When I did my stage one I resisted all urges to run the autotune on the advice of V&H support. However, every person with a youtune channel bloviates about how great autotune is. I've researched this topic extensively and my take is that support is right. Leave autotune alone. If the engine isn't running right it's probably not the tune. I'll qualify that a bit by saying I would be much more confident about the above statement if wide band O2 sensors are in play. So far no problems with my narrow band O2 sensors but I am not doing anything extreme on my engine. For a stage two upgrade I'm thinking having wide band O2 sensors is a must.

Assuming a stock top end and cam, once you get the long term fuel trims set to a reasonable value the ECU will take care of the fine tuning. The stock ECU is a very busy little fellow and the more I read about what's going on inside that little black box the more I understand what's happening under the covers. So far, any performance issue I've had since installing a power commander had zip to do with the tune. It was the result of something needing to be cleaned or serviced.

I'll just add that I am far from an expert in this area if it isn't already obvious. Still learning and it's actually turning into a fascinating and complicated topic.

As to professional tuners: I'm incredibly cheap, right? I don't have $1,000 to hand to a dealership or some arrogant tuner so that he can burn up a tank of gas for 8 hours while he diddles with cell settings. But the map, while static, is not what's controlling the tune. The ECU is. The fact is, unless you have done MAJOR performance work on an engine and are competing with a bunch of guys who are also milking every last HP out of their mills, doing a professional tune is mostly a waste of money done mostly for bragging rights. Personally, I could care less what my HP/torque numbers look like. So long as my bike has a lot of giddyup, I'm a happy guy.

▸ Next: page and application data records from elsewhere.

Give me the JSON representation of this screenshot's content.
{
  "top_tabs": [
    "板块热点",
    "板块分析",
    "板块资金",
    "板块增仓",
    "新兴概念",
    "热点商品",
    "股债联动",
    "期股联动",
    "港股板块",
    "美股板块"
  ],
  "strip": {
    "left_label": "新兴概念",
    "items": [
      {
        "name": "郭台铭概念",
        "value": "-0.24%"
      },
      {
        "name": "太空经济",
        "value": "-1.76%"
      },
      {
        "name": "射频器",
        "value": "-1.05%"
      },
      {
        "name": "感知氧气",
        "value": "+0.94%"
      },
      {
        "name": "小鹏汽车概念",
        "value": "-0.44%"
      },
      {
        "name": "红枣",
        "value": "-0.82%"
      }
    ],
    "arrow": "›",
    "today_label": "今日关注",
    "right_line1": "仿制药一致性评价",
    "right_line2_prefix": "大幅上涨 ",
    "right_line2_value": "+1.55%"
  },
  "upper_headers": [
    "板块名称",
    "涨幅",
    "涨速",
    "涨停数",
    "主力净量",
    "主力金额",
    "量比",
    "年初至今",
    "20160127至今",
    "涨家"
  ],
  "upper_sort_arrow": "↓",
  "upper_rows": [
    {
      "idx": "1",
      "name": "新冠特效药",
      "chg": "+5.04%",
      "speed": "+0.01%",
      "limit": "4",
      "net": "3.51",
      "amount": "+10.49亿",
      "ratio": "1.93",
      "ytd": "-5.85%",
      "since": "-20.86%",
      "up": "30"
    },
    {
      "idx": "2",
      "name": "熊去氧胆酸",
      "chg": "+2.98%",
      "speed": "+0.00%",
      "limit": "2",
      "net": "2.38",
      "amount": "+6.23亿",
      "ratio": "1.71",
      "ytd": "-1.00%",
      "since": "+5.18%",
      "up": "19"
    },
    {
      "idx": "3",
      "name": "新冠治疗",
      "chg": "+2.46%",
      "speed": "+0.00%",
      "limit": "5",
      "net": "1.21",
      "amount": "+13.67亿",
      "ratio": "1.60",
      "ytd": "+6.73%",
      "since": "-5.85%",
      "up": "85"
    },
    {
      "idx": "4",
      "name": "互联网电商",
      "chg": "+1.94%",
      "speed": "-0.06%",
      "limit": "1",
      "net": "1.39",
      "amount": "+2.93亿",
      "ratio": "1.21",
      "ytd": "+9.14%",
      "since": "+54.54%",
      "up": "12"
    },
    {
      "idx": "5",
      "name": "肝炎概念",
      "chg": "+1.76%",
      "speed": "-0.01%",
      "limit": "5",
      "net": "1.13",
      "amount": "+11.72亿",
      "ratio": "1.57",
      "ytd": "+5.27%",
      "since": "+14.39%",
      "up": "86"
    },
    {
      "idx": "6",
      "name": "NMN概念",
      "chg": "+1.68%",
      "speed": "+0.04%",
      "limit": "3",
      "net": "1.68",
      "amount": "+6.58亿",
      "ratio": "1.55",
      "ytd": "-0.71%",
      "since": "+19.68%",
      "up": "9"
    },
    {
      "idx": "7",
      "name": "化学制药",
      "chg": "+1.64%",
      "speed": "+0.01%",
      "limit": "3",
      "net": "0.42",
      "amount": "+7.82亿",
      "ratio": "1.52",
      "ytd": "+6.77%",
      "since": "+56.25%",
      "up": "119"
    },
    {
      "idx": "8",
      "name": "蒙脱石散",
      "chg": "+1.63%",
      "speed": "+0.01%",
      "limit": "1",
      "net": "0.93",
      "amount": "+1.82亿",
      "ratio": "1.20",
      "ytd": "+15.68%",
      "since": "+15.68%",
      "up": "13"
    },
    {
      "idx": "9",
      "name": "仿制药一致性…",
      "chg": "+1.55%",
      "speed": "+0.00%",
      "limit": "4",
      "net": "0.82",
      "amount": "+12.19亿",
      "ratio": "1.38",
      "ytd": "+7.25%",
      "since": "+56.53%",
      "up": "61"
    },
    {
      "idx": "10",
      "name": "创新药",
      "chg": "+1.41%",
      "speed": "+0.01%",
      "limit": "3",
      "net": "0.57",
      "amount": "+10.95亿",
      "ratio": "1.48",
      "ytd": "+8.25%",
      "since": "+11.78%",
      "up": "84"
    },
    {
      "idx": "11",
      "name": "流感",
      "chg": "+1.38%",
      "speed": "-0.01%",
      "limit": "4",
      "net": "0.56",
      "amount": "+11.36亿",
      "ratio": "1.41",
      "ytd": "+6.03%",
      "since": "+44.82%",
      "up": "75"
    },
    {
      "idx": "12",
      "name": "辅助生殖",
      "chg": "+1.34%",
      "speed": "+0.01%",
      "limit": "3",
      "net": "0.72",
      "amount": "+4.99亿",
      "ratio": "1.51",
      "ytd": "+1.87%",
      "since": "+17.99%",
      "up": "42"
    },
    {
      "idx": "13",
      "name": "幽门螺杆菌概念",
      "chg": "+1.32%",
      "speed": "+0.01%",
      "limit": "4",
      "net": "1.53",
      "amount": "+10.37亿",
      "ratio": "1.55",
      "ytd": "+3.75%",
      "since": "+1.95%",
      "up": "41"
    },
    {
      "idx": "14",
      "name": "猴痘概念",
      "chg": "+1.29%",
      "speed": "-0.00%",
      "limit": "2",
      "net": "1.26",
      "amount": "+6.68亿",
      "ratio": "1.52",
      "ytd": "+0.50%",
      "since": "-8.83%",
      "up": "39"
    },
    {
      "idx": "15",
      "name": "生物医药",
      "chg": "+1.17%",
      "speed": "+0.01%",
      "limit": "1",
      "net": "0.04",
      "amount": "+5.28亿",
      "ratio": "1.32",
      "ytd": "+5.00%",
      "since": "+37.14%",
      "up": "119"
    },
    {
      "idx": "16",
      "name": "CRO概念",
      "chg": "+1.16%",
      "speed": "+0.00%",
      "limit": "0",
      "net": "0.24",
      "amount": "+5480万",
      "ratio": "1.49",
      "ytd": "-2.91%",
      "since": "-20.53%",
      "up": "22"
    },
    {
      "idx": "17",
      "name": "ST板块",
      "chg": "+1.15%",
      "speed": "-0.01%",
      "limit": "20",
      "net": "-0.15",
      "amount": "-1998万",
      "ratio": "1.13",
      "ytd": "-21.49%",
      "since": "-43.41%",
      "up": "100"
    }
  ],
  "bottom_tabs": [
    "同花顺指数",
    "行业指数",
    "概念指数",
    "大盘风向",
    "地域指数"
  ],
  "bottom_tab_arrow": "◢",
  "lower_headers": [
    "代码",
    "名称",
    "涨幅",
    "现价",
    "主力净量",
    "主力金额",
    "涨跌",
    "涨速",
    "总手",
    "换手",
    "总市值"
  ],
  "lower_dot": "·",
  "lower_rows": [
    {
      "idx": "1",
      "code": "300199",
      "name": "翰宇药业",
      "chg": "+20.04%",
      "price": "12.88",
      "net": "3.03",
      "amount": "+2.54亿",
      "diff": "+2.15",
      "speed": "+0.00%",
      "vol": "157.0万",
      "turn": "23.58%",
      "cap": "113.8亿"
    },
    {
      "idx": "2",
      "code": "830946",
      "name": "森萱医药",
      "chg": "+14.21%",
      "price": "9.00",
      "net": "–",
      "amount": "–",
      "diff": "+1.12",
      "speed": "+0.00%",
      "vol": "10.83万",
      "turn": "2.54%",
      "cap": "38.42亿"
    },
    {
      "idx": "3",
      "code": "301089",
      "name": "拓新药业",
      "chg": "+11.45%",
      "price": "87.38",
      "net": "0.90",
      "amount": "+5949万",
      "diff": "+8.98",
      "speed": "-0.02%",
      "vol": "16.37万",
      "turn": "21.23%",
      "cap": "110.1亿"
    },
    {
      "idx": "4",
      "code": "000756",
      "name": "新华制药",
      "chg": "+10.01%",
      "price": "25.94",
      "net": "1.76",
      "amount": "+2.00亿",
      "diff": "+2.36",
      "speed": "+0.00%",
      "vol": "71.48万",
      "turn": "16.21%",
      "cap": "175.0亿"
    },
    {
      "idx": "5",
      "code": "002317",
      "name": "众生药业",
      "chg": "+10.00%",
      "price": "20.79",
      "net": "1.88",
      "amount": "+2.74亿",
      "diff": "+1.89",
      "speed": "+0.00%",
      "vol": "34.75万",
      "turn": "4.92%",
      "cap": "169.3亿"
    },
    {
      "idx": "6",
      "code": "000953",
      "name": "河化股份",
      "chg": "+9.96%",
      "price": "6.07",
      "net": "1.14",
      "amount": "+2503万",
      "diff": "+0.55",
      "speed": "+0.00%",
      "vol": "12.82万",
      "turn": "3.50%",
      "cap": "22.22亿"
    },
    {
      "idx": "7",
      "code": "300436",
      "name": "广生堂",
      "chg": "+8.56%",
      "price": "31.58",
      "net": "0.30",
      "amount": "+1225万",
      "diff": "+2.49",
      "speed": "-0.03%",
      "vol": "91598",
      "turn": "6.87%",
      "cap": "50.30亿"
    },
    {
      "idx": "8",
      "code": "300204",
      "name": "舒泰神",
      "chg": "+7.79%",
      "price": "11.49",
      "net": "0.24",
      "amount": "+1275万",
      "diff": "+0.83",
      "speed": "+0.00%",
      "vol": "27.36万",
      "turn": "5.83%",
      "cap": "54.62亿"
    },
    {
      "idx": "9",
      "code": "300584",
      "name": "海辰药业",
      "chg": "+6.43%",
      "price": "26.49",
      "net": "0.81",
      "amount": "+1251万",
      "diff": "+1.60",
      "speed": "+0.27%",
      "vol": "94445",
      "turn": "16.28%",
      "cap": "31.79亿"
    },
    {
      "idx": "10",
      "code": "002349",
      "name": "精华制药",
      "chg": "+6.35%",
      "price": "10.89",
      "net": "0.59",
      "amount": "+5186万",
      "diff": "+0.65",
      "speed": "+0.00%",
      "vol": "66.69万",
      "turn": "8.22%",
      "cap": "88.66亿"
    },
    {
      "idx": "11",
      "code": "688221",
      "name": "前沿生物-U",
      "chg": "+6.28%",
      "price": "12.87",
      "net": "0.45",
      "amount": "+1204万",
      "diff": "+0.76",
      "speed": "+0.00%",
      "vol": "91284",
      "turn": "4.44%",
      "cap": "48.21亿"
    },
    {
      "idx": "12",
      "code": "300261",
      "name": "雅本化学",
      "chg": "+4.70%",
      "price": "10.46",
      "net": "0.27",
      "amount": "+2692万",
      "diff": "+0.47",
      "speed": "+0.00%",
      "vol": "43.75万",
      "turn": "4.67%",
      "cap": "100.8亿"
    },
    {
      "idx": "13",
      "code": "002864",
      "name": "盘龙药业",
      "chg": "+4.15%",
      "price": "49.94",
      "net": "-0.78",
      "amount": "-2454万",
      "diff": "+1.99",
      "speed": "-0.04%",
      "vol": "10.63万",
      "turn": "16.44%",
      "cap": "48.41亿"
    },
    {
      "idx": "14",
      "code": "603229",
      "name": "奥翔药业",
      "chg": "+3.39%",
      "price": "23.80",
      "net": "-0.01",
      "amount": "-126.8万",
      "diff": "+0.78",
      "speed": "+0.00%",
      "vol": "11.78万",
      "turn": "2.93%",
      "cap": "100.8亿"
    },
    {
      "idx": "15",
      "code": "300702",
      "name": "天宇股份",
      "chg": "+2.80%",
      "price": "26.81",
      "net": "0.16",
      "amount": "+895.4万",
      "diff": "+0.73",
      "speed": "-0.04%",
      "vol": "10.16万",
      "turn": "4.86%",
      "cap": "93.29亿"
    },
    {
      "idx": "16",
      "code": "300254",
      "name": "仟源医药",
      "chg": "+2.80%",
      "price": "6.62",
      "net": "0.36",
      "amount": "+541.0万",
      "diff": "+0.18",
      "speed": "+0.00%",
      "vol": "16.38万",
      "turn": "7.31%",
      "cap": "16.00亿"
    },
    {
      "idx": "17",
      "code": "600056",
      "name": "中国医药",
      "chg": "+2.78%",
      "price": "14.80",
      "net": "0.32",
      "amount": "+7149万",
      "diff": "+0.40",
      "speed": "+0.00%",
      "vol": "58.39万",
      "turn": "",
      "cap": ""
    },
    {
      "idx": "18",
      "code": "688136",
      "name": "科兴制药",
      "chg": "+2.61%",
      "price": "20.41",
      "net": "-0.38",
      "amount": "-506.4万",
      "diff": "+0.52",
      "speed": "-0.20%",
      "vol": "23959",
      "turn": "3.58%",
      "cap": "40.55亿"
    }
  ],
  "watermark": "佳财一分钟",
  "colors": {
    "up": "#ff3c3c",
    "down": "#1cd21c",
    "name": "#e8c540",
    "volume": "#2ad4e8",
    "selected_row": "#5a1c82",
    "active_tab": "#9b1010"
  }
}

I see lots of youtube videos posted by guys who think they know more than they really do trying to troubleshoot tuning issues. They typically slam in a bunch of parts and cross their fingers. Swap til you drop is not my idea of troubleshooting. And blaming the ECU more because they have no idea how the ECU works.

Again, I am far from an expert here and this is my first time getting deep into tuning a FI engine. Bike runs pretty well now and better than it did bone stock. I did have some problems, mostly in the idle circuit which I carefully and meticulously troubleshot and ultimately fixed. Had I gone to a tuner, he most likely would NOT have fixed any of my problems because all he's focused on are the map cells. And my bank account would be a grand lighter. Of course your mileage may vary so I'm eager to hear about the experiences of other knowledgeable folks on here. I'm here more to learn rather than talk but I also want to give back to this community by sharing what little I know with others.